I also had a VPI TNT III, fitted with Immedia's laminated armboard cut for the RPM arm; I compared the two using that arm and a Lyra Clavis D cartridge. The VPI is a low-end champ, but I felt the two 'tables were fairly well matched in bass extension. The Immedia seemed to swing with greater ease, however. On the other hand, the TNT had an engaging presentation that made the RPM2 sound a tad more aggressive. Call it a draw.

I also put the Well Tempered Reference Turntable into the system, but direct comparison there was impossible, since the WTRT can use only its own arm. Even so, it was a close race. Again, I was astounded by the Immedia's lively rhythmic presentation, which I find hard to resist. Like the VPI, the Well Tempered sounded tonally mellow compared to the RPM2. I don't mean to imply that the RPM has an edge—to my ear, it doesn't. It's possible, I suppose, that the acrylic platters on the other two 'tables have consistent sounds of their own.

Disappointed that each of these 'tables has its own strengths? You shouldn't be—nor should you be surprised. They all inhabit Class A in Stereophile's "Recommended Components," and each represents an enormous amount of thought and hard work. But the Immedia RPM2 has proven—to me, at any rate—that it belongs there too.

So what does a high-end turntable look like? Well, I never came up with a definitive answer to that one. But it must certainly be imbued with that quality of turntableness. It must spin the record steadily, shield it from the noise inherent in the environment, and work reliably. Now that I've had the Immedia RPM2 in my system, it's begun to personify those qualities for me. These days, a turntable looks mighty like Immedia's little jewel. If you're looking for a world-class turntable, you need to add it to your list of contenders. It's a good 'un.
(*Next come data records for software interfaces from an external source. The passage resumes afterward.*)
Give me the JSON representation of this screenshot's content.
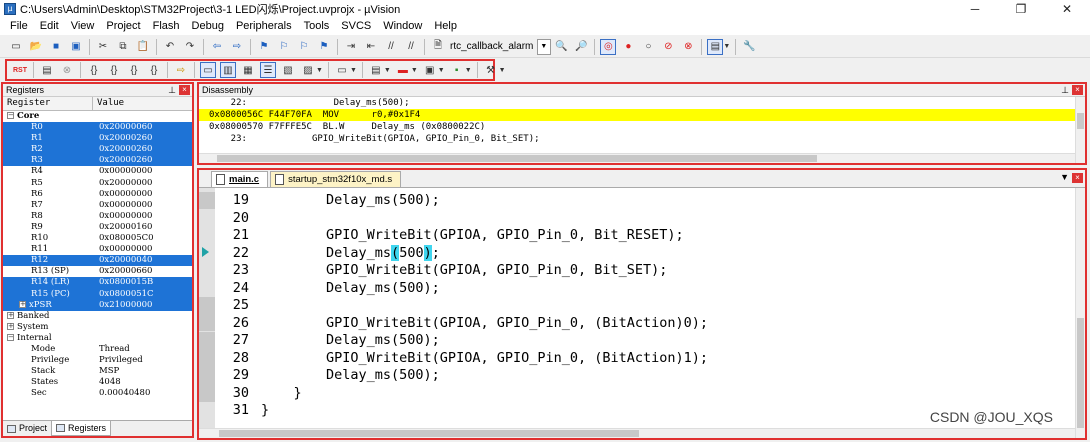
{
  "window": {
    "title": "C:\\Users\\Admin\\Desktop\\STM32Project\\3-1 LED闪烁\\Project.uvprojx - µVision",
    "controls": [
      "─",
      "❐",
      "✕"
    ]
  },
  "menu": [
    "File",
    "Edit",
    "View",
    "Project",
    "Flash",
    "Debug",
    "Peripherals",
    "Tools",
    "SVCS",
    "Window",
    "Help"
  ],
  "toolbar": {
    "target_combo": "rtc_callback_alarm"
  },
  "registers": {
    "title": "Registers",
    "col_register": "Register",
    "col_value": "Value",
    "rows": [
      {
        "name": "Core",
        "value": "",
        "level": 0,
        "exp": "−",
        "sel": false,
        "bold": true
      },
      {
        "name": "R0",
        "value": "0x20000060",
        "level": 2,
        "exp": "",
        "sel": true
      },
      {
        "name": "R1",
        "value": "0x20000260",
        "level": 2,
        "exp": "",
        "sel": true
      },
      {
        "name": "R2",
        "value": "0x20000260",
        "level": 2,
        "exp": "",
        "sel": true
      },
      {
        "name": "R3",
        "value": "0x20000260",
        "level": 2,
        "exp": "",
        "sel": true
      },
      {
        "name": "R4",
        "value": "0x00000000",
        "level": 2,
        "exp": "",
        "sel": false
      },
      {
        "name": "R5",
        "value": "0x20000000",
        "level": 2,
        "exp": "",
        "sel": false
      },
      {
        "name": "R6",
        "value": "0x00000000",
        "level": 2,
        "exp": "",
        "sel": false
      },
      {
        "name": "R7",
        "value": "0x00000000",
        "level": 2,
        "exp": "",
        "sel": false
      },
      {
        "name": "R8",
        "value": "0x00000000",
        "level": 2,
        "exp": "",
        "sel": false
      },
      {
        "name": "R9",
        "value": "0x20000160",
        "level": 2,
        "exp": "",
        "sel": false
      },
      {
        "name": "R10",
        "value": "0x080005C0",
        "level": 2,
        "exp": "",
        "sel": false
      },
      {
        "name": "R11",
        "value": "0x00000000",
        "level": 2,
        "exp": "",
        "sel": false
      },
      {
        "name": "R12",
        "value": "0x20000040",
        "level": 2,
        "exp": "",
        "sel": true
      },
      {
        "name": "R13 (SP)",
        "value": "0x20000660",
        "level": 2,
        "exp": "",
        "sel": false
      },
      {
        "name": "R14 (LR)",
        "value": "0x0800015B",
        "level": 2,
        "exp": "",
        "sel": true
      },
      {
        "name": "R15 (PC)",
        "value": "0x0800051C",
        "level": 2,
        "exp": "",
        "sel": true
      },
      {
        "name": "xPSR",
        "value": "0x21000000",
        "level": 1,
        "exp": "+",
        "sel": true
      },
      {
        "name": "Banked",
        "value": "",
        "level": 0,
        "exp": "+",
        "sel": false
      },
      {
        "name": "System",
        "value": "",
        "level": 0,
        "exp": "+",
        "sel": false
      },
      {
        "name": "Internal",
        "value": "",
        "level": 0,
        "exp": "−",
        "sel": false
      },
      {
        "name": "Mode",
        "value": "Thread",
        "level": 2,
        "exp": "",
        "sel": false
      },
      {
        "name": "Privilege",
        "value": "Privileged",
        "level": 2,
        "exp": "",
        "sel": false
      },
      {
        "name": "Stack",
        "value": "MSP",
        "level": 2,
        "exp": "",
        "sel": false
      },
      {
        "name": "States",
        "value": "4048",
        "level": 2,
        "exp": "",
        "sel": false
      },
      {
        "name": "Sec",
        "value": "0.00040480",
        "level": 2,
        "exp": "",
        "sel": false
      }
    ],
    "tabs": [
      {
        "label": "Project",
        "active": false
      },
      {
        "label": "Registers",
        "active": true
      }
    ]
  },
  "disassembly": {
    "title": "Disassembly",
    "lines": [
      {
        "text": "    22:                Delay_ms(500);",
        "hl": false
      },
      {
        "text": "0x0800056C F44F70FA  MOV      r0,#0x1F4",
        "hl": true
      },
      {
        "text": "0x08000570 F7FFFE5C  BL.W     Delay_ms (0x0800022C)",
        "hl": false
      },
      {
        "text": "    23:            GPIO_WriteBit(GPIOA, GPIO_Pin_0, Bit_SET);",
        "hl": false
      }
    ]
  },
  "editor": {
    "tabs": [
      {
        "label": "main.c",
        "active": true
      },
      {
        "label": "startup_stm32f10x_md.s",
        "active": false
      }
    ],
    "lines": [
      {
        "num": "19",
        "text": "        Delay_ms(500);"
      },
      {
        "num": "20",
        "text": ""
      },
      {
        "num": "21",
        "text": "        GPIO_WriteBit(GPIOA, GPIO_Pin_0, Bit_RESET);"
      },
      {
        "num": "22",
        "text": "        Delay_ms(500);"
      },
      {
        "num": "23",
        "text": "        GPIO_WriteBit(GPIOA, GPIO_Pin_0, Bit_SET);"
      },
      {
        "num": "24",
        "text": "        Delay_ms(500);"
      },
      {
        "num": "25",
        "text": ""
      },
      {
        "num": "26",
        "text": "        GPIO_WriteBit(GPIOA, GPIO_Pin_0, (BitAction)0);"
      },
      {
        "num": "27",
        "text": "        Delay_ms(500);"
      },
      {
        "num": "28",
        "text": "        GPIO_WriteBit(GPIOA, GPIO_Pin_0, (BitAction)1);"
      },
      {
        "num": "29",
        "text": "        Delay_ms(500);"
      },
      {
        "num": "30",
        "text": "    }"
      },
      {
        "num": "31",
        "text": "}"
      }
    ],
    "current_line": "22"
  },
  "watermark": "CSDN @JOU_XQS",
  "colors": {
    "selection": "#1e73d6",
    "current_instruction": "#ffff00",
    "bracket_match": "#3fd6ef",
    "annotation_border": "#e03030"
  }
}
Footnote 2: Again a filter action is required to reduce the amount of motor noise that gets through to the stylus/groove interface. With belt-drive designs, this is provided by the belt compliance working in conjunction with the rotating mass—the platter's moment of inertia. By adding resistive damping as in the RPM2, this low-pass filtering action can be fine-tuned.—John Atkinson
1101 Eighth Street, Suite 210
Berkeley, CA 94710
(510) 559-2050